Cook Political Report's PVI

See also: Cook Political Report's Partisan Voter Index

In 2012, Cook Political Report released its updated figures on the Partisan Voter Index, which measures each congressional district's partisanship relative to the rest of the country. Maryland's 1st Congressional District has a PVI of R+14, which is the 61st most Republican district in the country. In 2008, this district was won by John McCain (R), 61-39 percent over Barack Obama (D). In 2004, George W. Bush (R) won the district 65-35 percent over John Kerry (D).[17]

Registration statistics

As of October 24, 2012, District 1 had the following partisan registration breakdown according to the Maryland State Board of Elections:

Maryland Congressional District 1[18]
Congressional District District Total Democrats Republicans Other & Unaffiliated Advantage Party Advantage Change in Advantage from 2010
District 1 382,767 178,614 194,484 9,669 Republican 8.89% 8.77%
"Party advantage" is the percentage gap between the two major parties in registered voters. "Change in advantage" is the spread in difference of party advantage between 2010 and 2012 based on the congressional district number only.

District history

Candidate ballot access
Ballot Access Requirements Final.jpg

Find detailed information on ballot access requirements in all 50 states and Washington D.C.


On November 2, 2010, Harris won election to the United States House of Representatives. He defeated Frank Kratovil, Jr. (D), Richard James Davis (L), Jack N. Wilson (I) and Michael Kennedy (I) in the general election.[19]

U.S. House, Maryland District 1 General Election, 2010
Party Candidate Vote % Votes
     Republican Green check mark transparent.pngAndy Harris 54.1% 155,118
     Democratic Frank Kratovil, Jr. Incumbent 42% 120,400
     Libertarian Richard James Davis 3.8% 10,876
     Independent Write-In 0.1% 242
     Independent Jack N. Wilson 0.1% 158
     Independent Michael Kennedy 0% 18
Total Votes 286,812

See also

External links

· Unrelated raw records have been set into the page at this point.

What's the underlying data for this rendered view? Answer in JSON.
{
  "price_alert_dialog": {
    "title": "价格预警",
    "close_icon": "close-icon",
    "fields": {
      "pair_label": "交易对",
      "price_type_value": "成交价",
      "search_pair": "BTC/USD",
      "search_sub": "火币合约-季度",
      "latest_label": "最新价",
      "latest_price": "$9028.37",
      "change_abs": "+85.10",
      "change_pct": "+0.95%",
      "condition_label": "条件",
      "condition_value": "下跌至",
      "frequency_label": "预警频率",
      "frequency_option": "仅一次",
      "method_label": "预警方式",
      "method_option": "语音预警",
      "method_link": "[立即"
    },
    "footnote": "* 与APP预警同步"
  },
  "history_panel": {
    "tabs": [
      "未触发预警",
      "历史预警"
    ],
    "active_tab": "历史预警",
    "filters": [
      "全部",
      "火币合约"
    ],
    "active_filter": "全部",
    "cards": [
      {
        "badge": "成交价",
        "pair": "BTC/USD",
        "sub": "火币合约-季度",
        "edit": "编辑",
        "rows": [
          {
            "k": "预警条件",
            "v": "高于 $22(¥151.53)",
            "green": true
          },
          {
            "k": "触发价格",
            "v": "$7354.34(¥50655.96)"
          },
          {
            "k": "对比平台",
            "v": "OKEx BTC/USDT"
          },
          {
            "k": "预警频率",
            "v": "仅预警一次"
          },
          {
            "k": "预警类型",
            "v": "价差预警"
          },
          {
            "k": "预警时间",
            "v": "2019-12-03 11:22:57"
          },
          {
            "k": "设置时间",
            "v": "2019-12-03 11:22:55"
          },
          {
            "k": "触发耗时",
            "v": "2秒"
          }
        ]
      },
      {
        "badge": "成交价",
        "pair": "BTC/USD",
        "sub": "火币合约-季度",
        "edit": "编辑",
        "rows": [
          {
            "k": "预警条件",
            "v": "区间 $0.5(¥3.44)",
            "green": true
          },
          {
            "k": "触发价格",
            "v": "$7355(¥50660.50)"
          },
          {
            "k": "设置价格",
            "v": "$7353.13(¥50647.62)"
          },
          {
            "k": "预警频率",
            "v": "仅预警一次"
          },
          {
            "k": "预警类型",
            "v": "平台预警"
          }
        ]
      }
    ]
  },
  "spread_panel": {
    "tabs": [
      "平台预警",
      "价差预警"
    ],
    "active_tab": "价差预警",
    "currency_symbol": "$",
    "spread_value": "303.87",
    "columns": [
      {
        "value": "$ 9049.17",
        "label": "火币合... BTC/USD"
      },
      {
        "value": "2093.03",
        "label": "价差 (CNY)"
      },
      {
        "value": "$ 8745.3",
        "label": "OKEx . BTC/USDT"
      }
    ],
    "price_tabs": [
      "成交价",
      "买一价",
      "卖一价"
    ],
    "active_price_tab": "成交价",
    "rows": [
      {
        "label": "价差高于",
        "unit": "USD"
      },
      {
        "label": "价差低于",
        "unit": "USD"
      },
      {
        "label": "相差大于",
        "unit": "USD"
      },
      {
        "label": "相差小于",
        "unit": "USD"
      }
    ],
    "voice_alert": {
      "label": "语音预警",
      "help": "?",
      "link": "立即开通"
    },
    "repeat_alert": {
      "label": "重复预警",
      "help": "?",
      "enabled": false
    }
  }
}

  1. Politico, "2012 Election Map, Maryland"
  2. Maryland State Board of Elections, " 2012 Presidential Election Calendar," accessed July 25, 2012
  3. Maryland Redistricting Map, "Map" accessed September 25, 2012
  4. The Baltimore Sun, "Democrat drops challenge to Harris after allegations she voted in two states," September 10, 2012
  5. The Daily Times "Challengers to face off before taking on Harris" accessed January 4, 2012
  6. Gazette.Net "Baltimore County businesswoman enters 1st Congressional District race" accessed January 4, 2012
  7. 7.0 7.1 Maryland State Board of Elections "Candidate List" accessed January 19, 2012
  8. The Baltimore Sun, "Maryland Election Guide 2012" accessed March 25, 2012
  9. Baltimore Sun, "Democrat withdraws...," accessed October 3, 2012
  10. Federal Election Commission, "Andrew Harris Summary Report," accessed September 28, 2012
  11. Federal Election Commission, "April Quarterly" accessed September 28, 2012
  12. Federal Election Commission, "July Quarterly" accessed September 28, 2012
  13. 13.0 13.1 13.2 13.3 The Washington Times, "Redistricting leaves Harris sitting atop GOP stronghold" accessed February 16, 2012
  14. Moonshadow Mobile's CensusViewer, "Maryland's congressional districts 2001-2011 comparison"
  15. Labels & Lists, "VoterMapping software voter counts"
  16. "2011 Redistricting and 2012 Elections in Maryland," September 2012
  17. Cook Political Report, "Partisan Voting Index Districts of the 113th Congress: 2004 & 2008" accessed October 2012
  18. Maryland State Board of Elections, "Congressional Voter Registration Statistics," May 18, 2012
  19. U.S. Congress House Clerk, "Statistics of the Congressional Election of November 2, 2010," accessed March 28, 2013 accessed November 29, 2011